Description and Reasons for Notification:

Includes Holne Chase, a Nature Conservation Review site. In Dartmoor National Park. In Devon Structure Plan Dartmoor Nature Conservation Zone. Part owned by the National Trust and parts managed by the Devon Trust for Nature Conservation. Site previously called Holne Chase and Central South Dartmoor (part). 

This site is important for its extensive area of ancient semi-natural oak woodland which displays a mixture of stand types. The woods support nationally important lichen communities and many species of breeding bird. 

The greater part of the woodland lies on Carboniferous slates and mudstones which have been deeply incised by the fast-flowing River Dart and its tributaries. Within an altitude range from approximately 60 metres to 300 metres, the steep slopes of the valley system have a well-drained, fine loamy or fine silty, sometimes shallow soil with bare rock in places. 

Sessile oak Quercus petraea is the dominant tree over much of the area, occurring with other tree species according to local soil conditions. Birch Betula spp. is often present on the poorer soils, particularly at the tops of hills or sometimes as pioneer species on neglected fields. Hazel Corylus avellana is locally abundant, while ash Fraxinus excelsior and wych elm Ulmus glabra are present on mildly acid, flushed soils. In some areas, on more freely drained soils, there are relatively extensive groves of small-leaved lime Tilia cordata, mostly derived from the former coppice. Stands of alder Alnus glutinosa and willow Salix spp. occur alongside the rivers whereas beech Fagus sylvatica and sycamore Acer pseudoplatanus are widespread throughout the site. 

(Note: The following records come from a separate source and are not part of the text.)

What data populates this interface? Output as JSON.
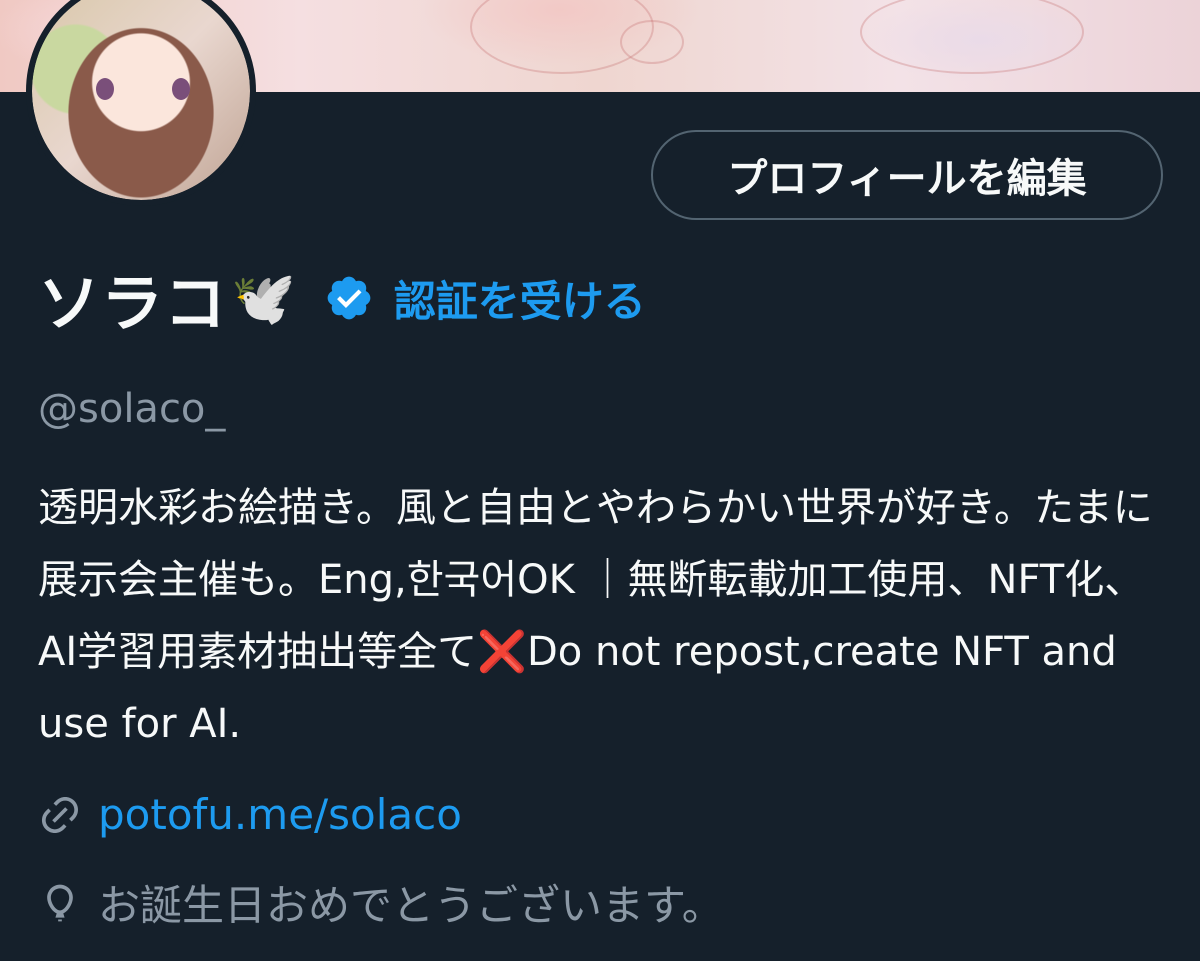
{
  "profile": {
    "edit_button_label": "プロフィールを編集",
    "display_name": "ソラコ",
    "name_emoji": "🕊️",
    "verify_link": "認証を受ける",
    "handle": "@solaco_",
    "bio": "透明水彩お絵描き。風と自由とやわらかい世界が好き。たまに展示会主催も。Eng,한국어OK ｜無断転載加工使用、NFT化、AI学習用素材抽出等全て❌Do not repost,create NFT and use for AI.",
    "link_text": "potofu.me/solaco",
    "birthday_text": "お誕生日おめでとうございます。"
  },
  "icons": {
    "verified": "verified-badge-icon",
    "link": "link-icon",
    "balloon": "balloon-icon"
  },
  "colors": {
    "background": "#15202b",
    "accent": "#1d9bf0",
    "muted_text": "#8b98a5",
    "button_border": "#536471"
  }
}
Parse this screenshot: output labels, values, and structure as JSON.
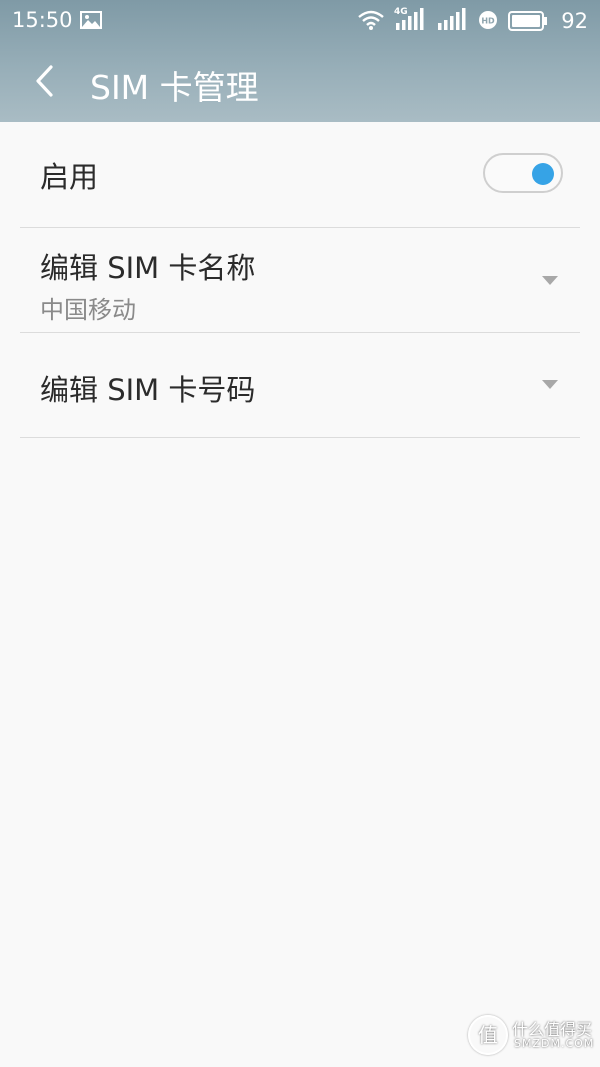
{
  "status_bar": {
    "time": "15:50",
    "network_type": "4G",
    "battery_level": "92",
    "icons": [
      "gallery-icon",
      "wifi-icon",
      "signal-4g-icon",
      "signal-icon",
      "hd-icon",
      "battery-icon"
    ]
  },
  "header": {
    "title": "SIM 卡管理",
    "back_icon": "chevron-left-icon"
  },
  "settings": {
    "enable": {
      "label": "启用",
      "toggle_on": true
    },
    "edit_name": {
      "label": "编辑 SIM 卡名称",
      "value": "中国移动"
    },
    "edit_number": {
      "label": "编辑 SIM 卡号码"
    }
  },
  "watermark": {
    "glyph": "值",
    "text": "什么值得买",
    "sub": "SMZDM.COM"
  },
  "colors": {
    "header_bg": "#97aeb8",
    "accent": "#36a3e6",
    "background": "#f9f9f9",
    "divider": "#dcdcdc"
  }
}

The ground flora is similarly varied, with sanicle Sanicula europaea, woodruff Galium odoratum and primrose Primula vulgaris growing on the more base-rich soils, and with common cow-wheat Melampyrum pratense, bilberry Vaccinium myrtillus, heather Calluna vulgaris and bramble Rubus fruticosus more common on the poorer soils of the slopes. In the darker, damper conditions of some north- facing slopes, a generally fern-dominated ground flora exists. Species present include scaly male-fern Dryopteris affinis, broad buckler-fern D. dilatata, lady fern Athyrium filix-femina and lemon-scented fern Thelypteris limbosperma. Royal fern Osmunda regalis is well established in places and Tunbridge filmy-fern Hymenophyllum tunbridgense occurs on some rocks along the River Dart. 

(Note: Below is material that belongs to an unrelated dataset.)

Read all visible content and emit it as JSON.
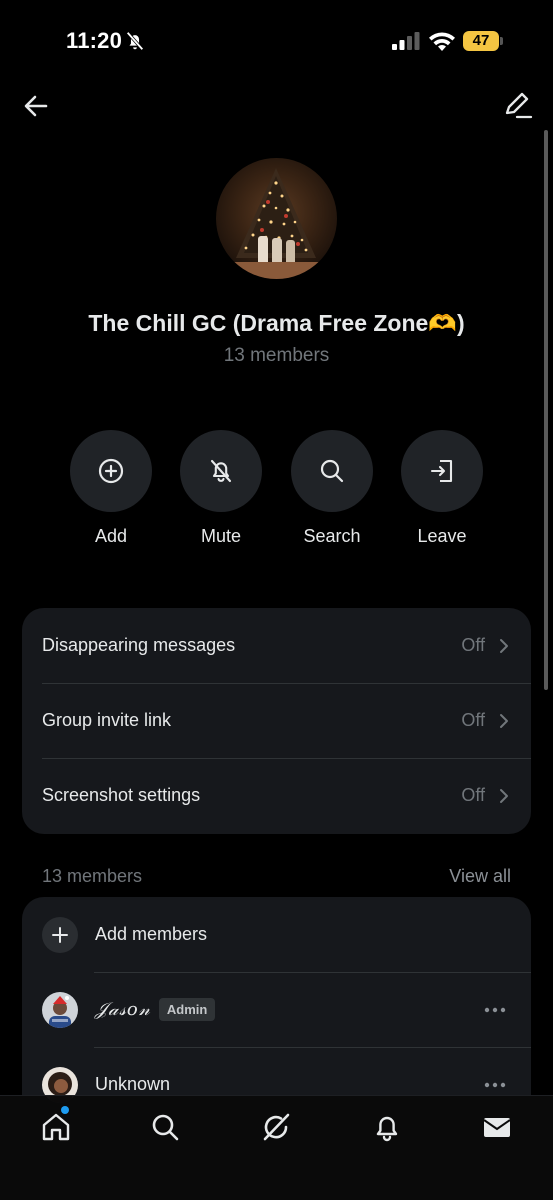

Due to their long history, wide variety of aspects and pollution-free atmosphere, the broad-leaf woodlands support a rich lichen flora. A range of old forest community types are present, with the Lobarion community in the sheltered, moist valleys represented by Lobaria pulmonariaL. laetevirens and L. scrobiculata. A very rich Graphidion community also occurs and includes the rare Graphina ruiziana, while the Pamelion laevigatae community characterises the more exposed conditions on the upper slopes. The site supports many rare species, such as Heterodermia obscurataParmeliella jamesiiPeltigera collinaParmelia sinuosa and Sticta dufourii. Saxicolous lichens are particularly well developed on Ausewell Rocks and Sharp Tor. 

On the higher valley slopes, the trees become stunted and scattered. Here, the woodland gives way to an open moorland occupied by a mosaic of bracken Pteridium aquilinum, gorse Ulex spp., heather, bell heather Erica cinerea, bents Agrostis spp. and fescues Festuca spp . 

The woodland bird population is characterised by such species as raven Corvus corax, buzzard Buteo buteo, great spotted woodpeckerDendrocopus major, wood warbler Phylloscopus sibilatrix and pied flycatcher Ficedula hypoleuca. Woodland edge species include redstart Phoenicurus phoenicurus, while stonechat Saxicola torquata and whinchat S. rubestra breed on the adjoining woodland. Dipper Cinclus cinclus and grey wagtail Motacilla cinerea nest alongside the river, otters Lutra lutra traverse the area. The good quality of the waters also provide suitable conditions for the spawning of salmon Salmo salar and trout S. trutta.